This one is the toughest, and certainly the least fair, because you have only partial control over it. You can be hard on yourself, and you can hustle every minute you’re out there, but if you just aren’t who we want you to be, then you’re lost. Look at Andre Iguodala. Here’s a guy who was the MVP of the NBA Finals two years ago with the Golden State Warriors. He’s an elite defender who is often matched up with the opponent’s best player, and in the case of the finals, that means LeBron James. In Philly we wanted so badly for him to be a prolific scorer, the heir to Iverson, a center piece to build an organization around. That just wasn’t him and it wasn’t his fault. Here’s a good solid player, but we wanted him to be round peg, and he’s just so square.
The number one thing Philadelphia wants out of its stars is to be an example. There’s no greater compliment for an athlete in my opinion that telling your kid, “Watch that guy, that’s how you play the game.” That’s why I still get misty eyed when thinking about those four guys. Did Brind’Amour hold the puck too long? Did Utley not disclose injuries? Did Iverson dog it at practice? Did Dawkins…..um… I got nothing. Yes, but when those guys played, dads all over the Delaware Valley told their boys to pay attention.

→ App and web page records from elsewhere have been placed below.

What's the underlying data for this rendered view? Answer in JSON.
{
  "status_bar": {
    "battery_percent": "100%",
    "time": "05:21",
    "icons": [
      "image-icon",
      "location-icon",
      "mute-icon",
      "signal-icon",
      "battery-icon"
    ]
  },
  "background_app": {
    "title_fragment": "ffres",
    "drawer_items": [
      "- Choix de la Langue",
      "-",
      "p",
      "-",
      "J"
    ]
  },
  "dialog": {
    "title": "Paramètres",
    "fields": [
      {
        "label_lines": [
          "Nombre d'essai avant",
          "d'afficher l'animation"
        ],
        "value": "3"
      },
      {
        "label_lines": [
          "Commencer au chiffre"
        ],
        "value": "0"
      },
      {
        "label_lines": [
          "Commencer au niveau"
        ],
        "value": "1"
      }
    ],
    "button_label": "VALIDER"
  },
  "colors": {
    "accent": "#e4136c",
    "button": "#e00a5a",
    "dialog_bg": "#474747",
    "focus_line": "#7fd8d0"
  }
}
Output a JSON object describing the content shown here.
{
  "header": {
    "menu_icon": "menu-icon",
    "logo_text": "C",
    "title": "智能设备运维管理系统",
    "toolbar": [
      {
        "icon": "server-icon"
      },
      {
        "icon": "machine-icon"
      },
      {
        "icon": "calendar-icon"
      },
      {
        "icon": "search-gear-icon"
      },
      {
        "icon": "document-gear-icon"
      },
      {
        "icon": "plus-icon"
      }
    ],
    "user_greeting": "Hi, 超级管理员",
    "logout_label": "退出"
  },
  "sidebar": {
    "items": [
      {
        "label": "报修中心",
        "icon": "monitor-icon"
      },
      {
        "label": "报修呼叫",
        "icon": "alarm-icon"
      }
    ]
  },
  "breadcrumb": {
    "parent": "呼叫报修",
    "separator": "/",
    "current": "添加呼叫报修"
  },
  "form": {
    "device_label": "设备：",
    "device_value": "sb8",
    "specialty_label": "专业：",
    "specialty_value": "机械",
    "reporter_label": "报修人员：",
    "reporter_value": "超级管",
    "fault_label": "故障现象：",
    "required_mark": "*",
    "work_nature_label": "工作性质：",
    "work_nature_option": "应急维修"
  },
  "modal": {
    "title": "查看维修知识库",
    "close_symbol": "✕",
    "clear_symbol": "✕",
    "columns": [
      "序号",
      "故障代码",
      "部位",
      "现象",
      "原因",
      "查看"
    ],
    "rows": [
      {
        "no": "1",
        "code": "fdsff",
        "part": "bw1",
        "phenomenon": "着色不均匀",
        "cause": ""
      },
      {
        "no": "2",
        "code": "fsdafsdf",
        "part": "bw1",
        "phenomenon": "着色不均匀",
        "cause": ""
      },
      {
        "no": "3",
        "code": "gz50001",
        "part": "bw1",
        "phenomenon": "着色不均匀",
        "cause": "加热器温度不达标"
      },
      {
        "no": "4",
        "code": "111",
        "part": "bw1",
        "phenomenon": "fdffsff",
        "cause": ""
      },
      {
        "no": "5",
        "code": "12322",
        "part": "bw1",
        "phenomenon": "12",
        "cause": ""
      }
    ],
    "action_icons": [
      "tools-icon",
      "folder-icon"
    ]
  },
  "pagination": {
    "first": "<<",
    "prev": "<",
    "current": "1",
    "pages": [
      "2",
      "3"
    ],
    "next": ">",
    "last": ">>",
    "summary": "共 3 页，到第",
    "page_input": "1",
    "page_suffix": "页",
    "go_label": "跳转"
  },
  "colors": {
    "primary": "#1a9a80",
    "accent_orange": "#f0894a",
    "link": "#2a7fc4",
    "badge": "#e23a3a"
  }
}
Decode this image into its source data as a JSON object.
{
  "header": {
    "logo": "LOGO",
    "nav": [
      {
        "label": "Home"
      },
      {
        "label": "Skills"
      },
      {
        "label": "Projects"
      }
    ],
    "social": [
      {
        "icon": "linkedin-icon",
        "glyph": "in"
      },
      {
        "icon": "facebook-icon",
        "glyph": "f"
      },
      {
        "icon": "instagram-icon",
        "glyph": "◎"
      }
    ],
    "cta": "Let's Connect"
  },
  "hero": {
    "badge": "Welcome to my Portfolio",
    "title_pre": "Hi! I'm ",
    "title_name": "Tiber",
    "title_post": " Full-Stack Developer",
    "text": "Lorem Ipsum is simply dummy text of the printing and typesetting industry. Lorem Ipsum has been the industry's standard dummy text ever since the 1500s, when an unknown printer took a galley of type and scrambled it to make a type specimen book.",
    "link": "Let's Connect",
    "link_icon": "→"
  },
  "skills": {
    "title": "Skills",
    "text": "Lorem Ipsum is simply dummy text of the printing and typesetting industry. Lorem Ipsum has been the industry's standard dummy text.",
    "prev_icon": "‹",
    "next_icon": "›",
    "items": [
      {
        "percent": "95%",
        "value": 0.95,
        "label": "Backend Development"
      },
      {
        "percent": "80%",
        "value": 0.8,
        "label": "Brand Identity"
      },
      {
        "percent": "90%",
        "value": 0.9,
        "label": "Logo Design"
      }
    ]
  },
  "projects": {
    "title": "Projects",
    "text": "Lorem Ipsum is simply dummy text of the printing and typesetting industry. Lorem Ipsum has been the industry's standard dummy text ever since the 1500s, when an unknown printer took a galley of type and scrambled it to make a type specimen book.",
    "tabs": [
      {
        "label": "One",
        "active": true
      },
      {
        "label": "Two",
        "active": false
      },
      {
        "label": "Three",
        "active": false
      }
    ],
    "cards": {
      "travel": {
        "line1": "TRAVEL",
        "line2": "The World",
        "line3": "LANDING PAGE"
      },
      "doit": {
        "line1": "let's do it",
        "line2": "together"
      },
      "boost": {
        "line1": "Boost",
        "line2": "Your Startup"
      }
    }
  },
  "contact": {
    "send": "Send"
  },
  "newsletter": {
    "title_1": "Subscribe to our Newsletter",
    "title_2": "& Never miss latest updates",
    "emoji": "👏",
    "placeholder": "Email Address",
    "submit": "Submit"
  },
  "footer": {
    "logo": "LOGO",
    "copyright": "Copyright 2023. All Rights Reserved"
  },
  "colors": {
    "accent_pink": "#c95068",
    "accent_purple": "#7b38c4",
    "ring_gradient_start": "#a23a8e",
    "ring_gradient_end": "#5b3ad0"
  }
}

So there it is. They are pretty tough expectations. You’ll hear Philly get ribbed quite a bit that its favorite athlete is a fictional character, but Paulie’s quote pretty much sums up how Philly wants to feel about its players.
“I know sometimes I act stupid and I say stupid things, but you kept me around and other people would have said “drop that bum”. You give me respect. You know it’s kinda hard for me to say these kinda things, cuz it ain’t my way, but if I could just unzip myself and step out and be someone else, I’d wanna be you. You’re all heart, Rock.”
We aren’t perfect. We are going to give you a hard time in the press and talk radio, but give us respect as a fan base, because under this really tough exterior, we want you to be great, we want you to succeed more than anything, and sometimes we can see the greatness in you that you can’t. Contrary to some popular belief, the City of Brotherly Love does really want to love its own. We’ve just been stood up on prom night too many times not to be careful.